Technology is an amazing thing. It keeps us connected with friends and family, expands our minds with new information, and – let’s face it – entertains our kids when we need a little break. But as adults continue to debate how much screen time they should allow their children, they seem to be overlooking an equally important question: Are parents spending too much time on their smartphones? And is their dependence on devices harming their kids?
While it’s easy to focus on limiting screen time for children, there’s a parental addiction to technology that should also be addressed – especially in a world where almost half of adult smartphone users admit they can’t imagine life without their cherished devices.
It may come as a shock that parents in the US now spend more time with their children than they did in the 1960s. However, it’s important to note that quality is more important than quantity – and that being in the same room with your child doesn’t mean anything if you’re only focused on your social media feed.
Developmental progress in infancy and childhood is heavily reliant on parent-child interactions. One of the simplest forms of interaction is what Harvard University’s Center on the Developing Child calls “serve and return.” This involves a parent being present and responding appropriately when a child babbles, gestures, or cries.
“As a pediatrician my focus in discussion with parents is almost all directed at the time children spend looking at screens.
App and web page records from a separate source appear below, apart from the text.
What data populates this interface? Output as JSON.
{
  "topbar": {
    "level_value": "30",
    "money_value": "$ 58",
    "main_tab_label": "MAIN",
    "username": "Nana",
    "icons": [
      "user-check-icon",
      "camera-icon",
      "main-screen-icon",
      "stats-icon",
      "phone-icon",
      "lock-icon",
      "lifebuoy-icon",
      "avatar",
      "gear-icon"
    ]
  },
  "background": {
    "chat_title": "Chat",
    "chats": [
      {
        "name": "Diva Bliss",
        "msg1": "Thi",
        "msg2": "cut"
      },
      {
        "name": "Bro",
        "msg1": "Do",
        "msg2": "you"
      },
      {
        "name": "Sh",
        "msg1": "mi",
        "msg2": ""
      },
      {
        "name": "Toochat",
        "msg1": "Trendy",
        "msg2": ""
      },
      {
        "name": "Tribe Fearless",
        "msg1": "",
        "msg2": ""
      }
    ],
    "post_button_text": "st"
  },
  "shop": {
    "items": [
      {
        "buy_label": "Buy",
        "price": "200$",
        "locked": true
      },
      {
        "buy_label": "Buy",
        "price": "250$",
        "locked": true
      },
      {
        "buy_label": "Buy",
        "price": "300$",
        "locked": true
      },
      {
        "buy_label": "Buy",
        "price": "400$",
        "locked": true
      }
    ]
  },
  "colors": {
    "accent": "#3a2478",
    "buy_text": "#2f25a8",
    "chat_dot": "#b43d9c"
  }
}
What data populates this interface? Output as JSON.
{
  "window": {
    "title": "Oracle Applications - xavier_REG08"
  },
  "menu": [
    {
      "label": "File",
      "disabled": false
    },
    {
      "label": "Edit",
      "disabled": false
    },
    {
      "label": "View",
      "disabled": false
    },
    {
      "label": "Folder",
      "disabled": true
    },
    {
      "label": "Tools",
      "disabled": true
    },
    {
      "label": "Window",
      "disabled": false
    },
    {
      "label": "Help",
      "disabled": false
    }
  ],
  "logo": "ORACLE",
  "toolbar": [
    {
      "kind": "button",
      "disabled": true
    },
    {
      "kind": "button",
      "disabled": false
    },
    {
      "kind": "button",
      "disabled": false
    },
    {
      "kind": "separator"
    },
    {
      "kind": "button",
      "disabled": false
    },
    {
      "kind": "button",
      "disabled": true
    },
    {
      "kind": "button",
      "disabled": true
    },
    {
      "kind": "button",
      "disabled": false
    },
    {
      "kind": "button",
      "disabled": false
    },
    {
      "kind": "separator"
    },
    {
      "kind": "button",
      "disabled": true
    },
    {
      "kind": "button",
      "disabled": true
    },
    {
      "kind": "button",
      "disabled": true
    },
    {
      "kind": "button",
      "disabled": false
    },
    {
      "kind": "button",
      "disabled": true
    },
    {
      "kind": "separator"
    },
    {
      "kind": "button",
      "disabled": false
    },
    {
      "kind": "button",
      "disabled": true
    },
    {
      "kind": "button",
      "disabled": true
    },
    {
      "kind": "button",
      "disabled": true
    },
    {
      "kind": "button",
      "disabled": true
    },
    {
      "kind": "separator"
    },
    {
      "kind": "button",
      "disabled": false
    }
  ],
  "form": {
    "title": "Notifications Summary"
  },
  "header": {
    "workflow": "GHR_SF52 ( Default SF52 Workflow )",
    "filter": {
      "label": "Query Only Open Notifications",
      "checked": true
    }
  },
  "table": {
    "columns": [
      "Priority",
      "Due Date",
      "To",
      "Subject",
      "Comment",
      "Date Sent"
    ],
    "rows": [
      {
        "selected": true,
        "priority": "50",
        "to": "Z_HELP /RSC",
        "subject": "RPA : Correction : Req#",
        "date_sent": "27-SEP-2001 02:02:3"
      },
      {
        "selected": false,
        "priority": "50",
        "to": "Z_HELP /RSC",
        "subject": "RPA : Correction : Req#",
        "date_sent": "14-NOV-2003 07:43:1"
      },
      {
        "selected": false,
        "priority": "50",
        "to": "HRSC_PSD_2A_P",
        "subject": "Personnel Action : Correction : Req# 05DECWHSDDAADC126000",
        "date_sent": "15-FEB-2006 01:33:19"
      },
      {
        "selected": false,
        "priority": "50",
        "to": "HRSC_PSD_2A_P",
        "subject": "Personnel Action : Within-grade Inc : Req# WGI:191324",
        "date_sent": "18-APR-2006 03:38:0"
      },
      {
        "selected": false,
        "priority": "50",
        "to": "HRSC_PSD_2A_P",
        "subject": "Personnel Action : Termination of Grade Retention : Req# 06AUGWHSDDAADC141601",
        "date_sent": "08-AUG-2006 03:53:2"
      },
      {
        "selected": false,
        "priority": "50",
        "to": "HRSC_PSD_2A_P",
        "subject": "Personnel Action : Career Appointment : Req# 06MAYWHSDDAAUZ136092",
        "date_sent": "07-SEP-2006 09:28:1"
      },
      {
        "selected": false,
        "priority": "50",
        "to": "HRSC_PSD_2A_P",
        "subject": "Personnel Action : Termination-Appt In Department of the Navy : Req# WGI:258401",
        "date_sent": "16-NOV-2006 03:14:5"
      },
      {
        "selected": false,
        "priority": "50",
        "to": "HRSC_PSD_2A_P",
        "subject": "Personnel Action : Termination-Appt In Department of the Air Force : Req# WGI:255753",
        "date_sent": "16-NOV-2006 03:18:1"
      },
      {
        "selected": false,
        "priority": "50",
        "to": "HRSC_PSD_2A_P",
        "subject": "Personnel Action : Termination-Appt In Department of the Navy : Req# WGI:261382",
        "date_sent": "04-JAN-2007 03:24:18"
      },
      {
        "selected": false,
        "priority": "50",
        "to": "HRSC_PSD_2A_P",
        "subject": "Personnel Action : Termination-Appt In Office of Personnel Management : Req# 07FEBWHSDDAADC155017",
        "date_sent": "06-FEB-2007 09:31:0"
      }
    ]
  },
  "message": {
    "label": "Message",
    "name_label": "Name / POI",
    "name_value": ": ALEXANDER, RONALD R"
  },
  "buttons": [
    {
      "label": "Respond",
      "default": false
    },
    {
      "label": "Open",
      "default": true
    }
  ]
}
This is a great reminder for all parents to set down the phone and interact with their children. It reminds me a lot of a quote I heard a long time ago. “Wherever you are, be there.” It is so easy to be in the same room, but not present when on ones phone.”
When a parent is constantly distracted – by a smartphone or anything else – and fails to provide those responses, it can ultimately affect a child’s physical, mental, and emotional health during important stages of their brain development.
A study of infants and toddlers affected by parental smartphone usage found that:
Children crave the love and attention of their parents, so it likely comes as no surprise that kids who don’t receive such attention often act out.
When pediatrician Dr. Jenny Radesky and her colleagues became concerned about parents ignoring their children when they were on their phones, they began to observe parental phone usage at fast food restaurants. They found that:
The effects of smartphone usage by parents span far beyond the infant and toddler years. One study of children between the ages of 8 and 13 found that:
When you feel an urge to pick up your phone, these tips can help you exercise restraint and mindfulness:
As society continues to become even more reliant on technology, parental smartphone restraint will become increasingly important. Exercising that restraint can result in long-lasting benefits when it comes to the emotional, social, and physical well-being of your child.